Work to complete: Scan the material and copy out each line where the word "Thanh" occurs.

Information given:
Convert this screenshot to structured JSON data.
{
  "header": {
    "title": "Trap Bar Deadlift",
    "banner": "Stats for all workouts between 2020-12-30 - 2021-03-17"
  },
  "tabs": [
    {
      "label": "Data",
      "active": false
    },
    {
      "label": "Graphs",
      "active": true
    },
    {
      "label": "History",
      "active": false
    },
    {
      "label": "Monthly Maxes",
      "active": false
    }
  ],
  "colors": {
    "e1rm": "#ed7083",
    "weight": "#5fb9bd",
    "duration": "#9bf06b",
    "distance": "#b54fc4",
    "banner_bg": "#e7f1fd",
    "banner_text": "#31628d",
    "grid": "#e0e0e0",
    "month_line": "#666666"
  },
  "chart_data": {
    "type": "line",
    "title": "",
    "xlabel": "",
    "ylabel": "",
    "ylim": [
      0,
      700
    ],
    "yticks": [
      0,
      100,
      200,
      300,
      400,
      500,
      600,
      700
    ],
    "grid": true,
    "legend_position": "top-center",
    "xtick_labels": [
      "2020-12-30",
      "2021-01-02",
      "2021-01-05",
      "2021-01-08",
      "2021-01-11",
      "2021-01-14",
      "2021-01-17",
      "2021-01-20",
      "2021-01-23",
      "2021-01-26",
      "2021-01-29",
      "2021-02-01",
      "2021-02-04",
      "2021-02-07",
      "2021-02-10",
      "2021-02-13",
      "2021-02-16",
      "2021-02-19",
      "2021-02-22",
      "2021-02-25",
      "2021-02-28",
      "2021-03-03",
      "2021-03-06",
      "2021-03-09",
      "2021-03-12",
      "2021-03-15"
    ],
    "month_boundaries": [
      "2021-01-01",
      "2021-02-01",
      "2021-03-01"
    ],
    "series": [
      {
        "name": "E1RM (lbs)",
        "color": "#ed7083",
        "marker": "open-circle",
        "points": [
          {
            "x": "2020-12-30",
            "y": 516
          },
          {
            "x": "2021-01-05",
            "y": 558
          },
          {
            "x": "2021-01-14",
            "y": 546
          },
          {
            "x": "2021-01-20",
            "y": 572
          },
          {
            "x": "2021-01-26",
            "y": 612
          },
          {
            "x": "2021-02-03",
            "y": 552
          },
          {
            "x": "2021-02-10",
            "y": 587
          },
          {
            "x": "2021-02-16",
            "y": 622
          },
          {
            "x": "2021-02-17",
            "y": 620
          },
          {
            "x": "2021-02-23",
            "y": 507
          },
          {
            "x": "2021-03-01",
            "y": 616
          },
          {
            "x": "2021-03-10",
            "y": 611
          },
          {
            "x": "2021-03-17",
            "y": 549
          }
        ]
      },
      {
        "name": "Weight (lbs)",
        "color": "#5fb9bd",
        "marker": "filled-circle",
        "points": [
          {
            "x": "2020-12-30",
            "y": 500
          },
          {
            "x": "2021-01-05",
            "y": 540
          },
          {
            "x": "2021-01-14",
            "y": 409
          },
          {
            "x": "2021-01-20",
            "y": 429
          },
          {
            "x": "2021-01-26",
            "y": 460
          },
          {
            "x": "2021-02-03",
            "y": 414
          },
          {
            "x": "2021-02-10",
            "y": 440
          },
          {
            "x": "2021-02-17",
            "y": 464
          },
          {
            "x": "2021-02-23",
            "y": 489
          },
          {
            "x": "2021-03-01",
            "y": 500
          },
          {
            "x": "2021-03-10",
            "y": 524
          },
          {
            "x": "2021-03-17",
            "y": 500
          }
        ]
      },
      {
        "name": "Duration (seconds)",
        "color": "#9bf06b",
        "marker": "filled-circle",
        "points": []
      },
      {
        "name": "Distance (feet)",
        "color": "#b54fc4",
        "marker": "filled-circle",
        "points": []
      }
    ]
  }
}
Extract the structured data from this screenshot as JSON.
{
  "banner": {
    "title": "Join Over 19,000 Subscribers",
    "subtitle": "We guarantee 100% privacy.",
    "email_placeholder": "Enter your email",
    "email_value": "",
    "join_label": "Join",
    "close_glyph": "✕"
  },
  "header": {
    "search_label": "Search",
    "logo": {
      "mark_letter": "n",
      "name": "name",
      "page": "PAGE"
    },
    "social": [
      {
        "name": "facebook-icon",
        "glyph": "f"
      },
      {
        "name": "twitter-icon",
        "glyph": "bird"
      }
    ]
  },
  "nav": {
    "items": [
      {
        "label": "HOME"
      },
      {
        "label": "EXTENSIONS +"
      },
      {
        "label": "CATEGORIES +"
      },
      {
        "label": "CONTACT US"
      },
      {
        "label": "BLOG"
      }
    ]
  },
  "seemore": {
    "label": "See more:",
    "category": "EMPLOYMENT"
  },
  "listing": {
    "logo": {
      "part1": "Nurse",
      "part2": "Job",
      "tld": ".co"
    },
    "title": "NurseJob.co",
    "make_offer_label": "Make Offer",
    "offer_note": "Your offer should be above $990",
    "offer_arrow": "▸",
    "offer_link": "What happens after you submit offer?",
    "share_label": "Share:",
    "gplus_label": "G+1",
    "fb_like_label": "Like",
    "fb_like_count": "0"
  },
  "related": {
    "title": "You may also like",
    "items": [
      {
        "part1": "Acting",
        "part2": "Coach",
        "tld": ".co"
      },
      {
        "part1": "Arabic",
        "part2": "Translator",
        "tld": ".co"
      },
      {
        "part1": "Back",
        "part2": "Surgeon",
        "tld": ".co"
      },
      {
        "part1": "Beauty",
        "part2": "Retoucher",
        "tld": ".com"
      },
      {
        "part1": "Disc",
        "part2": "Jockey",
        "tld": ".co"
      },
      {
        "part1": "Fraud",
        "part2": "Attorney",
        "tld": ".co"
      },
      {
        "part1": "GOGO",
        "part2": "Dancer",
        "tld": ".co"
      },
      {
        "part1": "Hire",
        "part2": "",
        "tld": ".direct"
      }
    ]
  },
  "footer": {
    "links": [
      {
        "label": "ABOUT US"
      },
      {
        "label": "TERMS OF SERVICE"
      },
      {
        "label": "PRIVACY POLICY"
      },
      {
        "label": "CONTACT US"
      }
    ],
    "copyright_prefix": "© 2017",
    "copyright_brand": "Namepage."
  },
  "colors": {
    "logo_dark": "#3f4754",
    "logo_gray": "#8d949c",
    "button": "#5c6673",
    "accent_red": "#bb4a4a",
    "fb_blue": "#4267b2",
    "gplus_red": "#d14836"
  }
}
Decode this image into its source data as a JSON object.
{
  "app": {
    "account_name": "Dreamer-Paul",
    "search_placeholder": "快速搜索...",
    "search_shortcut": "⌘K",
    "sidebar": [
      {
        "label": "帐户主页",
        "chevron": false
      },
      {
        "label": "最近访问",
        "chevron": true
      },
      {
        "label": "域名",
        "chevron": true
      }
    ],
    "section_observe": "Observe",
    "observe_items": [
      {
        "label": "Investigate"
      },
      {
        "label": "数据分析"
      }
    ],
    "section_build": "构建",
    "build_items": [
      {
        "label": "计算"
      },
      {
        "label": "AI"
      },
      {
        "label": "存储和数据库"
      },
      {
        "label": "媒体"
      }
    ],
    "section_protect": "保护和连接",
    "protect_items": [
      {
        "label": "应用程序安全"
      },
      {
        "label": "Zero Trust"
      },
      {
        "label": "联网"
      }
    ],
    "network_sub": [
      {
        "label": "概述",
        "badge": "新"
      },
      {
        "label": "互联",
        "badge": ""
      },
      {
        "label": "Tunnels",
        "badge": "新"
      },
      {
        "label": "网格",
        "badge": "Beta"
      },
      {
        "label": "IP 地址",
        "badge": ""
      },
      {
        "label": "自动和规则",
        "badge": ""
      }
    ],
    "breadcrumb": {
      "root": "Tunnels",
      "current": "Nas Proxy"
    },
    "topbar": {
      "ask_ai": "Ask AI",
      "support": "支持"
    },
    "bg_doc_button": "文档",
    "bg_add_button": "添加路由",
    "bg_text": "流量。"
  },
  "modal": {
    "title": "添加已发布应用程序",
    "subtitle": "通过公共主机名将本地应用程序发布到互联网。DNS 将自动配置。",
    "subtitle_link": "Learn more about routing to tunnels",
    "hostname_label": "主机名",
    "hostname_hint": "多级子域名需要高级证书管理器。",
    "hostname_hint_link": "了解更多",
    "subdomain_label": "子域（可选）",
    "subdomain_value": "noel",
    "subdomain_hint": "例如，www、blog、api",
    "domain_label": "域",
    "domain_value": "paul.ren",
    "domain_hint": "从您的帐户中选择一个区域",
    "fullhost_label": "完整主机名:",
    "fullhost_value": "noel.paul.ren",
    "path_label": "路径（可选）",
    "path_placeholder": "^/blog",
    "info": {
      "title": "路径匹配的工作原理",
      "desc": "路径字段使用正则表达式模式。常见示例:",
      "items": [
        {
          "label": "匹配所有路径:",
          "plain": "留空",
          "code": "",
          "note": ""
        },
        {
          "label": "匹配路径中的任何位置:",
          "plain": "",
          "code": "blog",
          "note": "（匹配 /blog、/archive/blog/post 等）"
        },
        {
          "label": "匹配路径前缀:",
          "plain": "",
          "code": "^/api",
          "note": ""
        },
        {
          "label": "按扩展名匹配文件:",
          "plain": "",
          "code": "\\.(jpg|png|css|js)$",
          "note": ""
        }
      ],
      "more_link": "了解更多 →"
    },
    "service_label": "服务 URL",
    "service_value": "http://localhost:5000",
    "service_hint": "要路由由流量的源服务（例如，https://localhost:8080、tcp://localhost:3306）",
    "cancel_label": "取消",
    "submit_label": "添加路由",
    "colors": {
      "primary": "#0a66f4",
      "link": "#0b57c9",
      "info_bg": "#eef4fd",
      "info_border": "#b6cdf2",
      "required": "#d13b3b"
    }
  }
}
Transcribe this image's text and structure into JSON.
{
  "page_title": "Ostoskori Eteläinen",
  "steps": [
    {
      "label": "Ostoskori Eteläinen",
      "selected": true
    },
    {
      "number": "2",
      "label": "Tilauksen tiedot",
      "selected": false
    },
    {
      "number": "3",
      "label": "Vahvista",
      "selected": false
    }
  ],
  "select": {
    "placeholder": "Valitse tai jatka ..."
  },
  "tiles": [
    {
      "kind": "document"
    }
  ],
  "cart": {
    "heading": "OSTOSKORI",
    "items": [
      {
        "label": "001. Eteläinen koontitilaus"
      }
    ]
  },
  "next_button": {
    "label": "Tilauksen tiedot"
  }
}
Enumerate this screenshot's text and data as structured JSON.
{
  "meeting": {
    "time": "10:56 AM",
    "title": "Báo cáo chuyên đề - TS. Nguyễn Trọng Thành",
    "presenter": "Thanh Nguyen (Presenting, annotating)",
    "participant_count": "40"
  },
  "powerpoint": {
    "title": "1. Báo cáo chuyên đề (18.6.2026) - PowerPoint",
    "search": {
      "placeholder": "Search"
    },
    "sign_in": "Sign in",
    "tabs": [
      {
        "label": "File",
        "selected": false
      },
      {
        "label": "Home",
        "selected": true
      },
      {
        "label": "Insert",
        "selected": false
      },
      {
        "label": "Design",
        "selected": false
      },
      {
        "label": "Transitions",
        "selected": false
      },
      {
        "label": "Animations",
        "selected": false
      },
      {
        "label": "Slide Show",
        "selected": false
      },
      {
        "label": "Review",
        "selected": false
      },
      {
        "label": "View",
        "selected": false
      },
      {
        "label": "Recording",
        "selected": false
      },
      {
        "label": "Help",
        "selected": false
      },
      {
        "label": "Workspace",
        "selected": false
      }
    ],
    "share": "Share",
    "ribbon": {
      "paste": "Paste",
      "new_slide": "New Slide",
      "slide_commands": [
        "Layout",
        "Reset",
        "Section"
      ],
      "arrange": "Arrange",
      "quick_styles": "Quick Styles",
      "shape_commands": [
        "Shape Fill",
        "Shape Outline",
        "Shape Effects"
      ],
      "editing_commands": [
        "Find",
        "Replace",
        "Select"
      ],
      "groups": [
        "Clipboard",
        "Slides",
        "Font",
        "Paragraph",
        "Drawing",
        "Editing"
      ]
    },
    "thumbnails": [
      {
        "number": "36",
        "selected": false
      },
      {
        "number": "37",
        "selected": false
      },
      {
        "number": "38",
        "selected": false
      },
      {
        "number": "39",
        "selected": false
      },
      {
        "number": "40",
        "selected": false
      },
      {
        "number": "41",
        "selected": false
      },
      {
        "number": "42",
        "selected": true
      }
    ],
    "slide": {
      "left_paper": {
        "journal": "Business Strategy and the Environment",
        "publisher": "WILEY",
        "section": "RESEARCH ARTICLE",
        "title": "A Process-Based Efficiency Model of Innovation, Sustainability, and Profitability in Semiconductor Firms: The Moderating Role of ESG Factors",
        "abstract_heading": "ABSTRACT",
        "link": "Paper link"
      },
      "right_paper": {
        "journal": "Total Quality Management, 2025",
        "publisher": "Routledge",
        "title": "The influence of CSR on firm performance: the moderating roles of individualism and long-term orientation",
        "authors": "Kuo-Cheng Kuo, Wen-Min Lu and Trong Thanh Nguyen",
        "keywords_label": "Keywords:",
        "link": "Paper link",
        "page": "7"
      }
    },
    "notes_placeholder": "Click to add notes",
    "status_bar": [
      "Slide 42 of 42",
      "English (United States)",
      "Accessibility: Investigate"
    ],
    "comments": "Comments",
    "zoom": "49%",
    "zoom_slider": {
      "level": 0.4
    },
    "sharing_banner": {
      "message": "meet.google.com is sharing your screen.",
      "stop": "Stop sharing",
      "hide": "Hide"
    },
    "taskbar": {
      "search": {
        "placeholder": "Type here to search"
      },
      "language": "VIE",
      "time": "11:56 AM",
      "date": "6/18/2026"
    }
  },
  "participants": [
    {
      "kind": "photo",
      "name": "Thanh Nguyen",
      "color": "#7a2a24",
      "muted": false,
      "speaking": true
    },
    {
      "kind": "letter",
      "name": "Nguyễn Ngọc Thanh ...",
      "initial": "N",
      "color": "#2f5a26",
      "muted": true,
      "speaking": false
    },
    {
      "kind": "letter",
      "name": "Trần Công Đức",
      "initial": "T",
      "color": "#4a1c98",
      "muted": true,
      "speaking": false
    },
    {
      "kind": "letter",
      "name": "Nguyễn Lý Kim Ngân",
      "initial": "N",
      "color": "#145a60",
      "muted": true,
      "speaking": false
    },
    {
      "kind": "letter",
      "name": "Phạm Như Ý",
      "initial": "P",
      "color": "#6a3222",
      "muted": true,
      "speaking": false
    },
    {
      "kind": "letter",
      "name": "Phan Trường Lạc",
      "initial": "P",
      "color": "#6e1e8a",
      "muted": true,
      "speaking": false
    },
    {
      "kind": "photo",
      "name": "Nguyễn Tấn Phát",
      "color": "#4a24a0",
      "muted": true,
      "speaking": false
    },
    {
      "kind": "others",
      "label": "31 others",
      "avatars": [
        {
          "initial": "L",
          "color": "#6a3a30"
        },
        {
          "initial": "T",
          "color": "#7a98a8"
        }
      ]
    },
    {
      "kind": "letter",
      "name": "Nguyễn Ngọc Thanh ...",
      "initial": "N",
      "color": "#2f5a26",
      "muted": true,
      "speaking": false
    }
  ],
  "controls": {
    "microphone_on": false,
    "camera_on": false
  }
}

Exercise answer:
    "presenter": "Thanh Nguyen (Presenting, annotating)",
        "authors": "Kuo-Cheng Kuo, Wen-Min Lu and Trong Thanh Nguyen",
      "name": "Thanh Nguyen",
      "name": "Nguyễn Ngọc Thanh ...",
      "name": "Nguyễn Ngọc Thanh ...",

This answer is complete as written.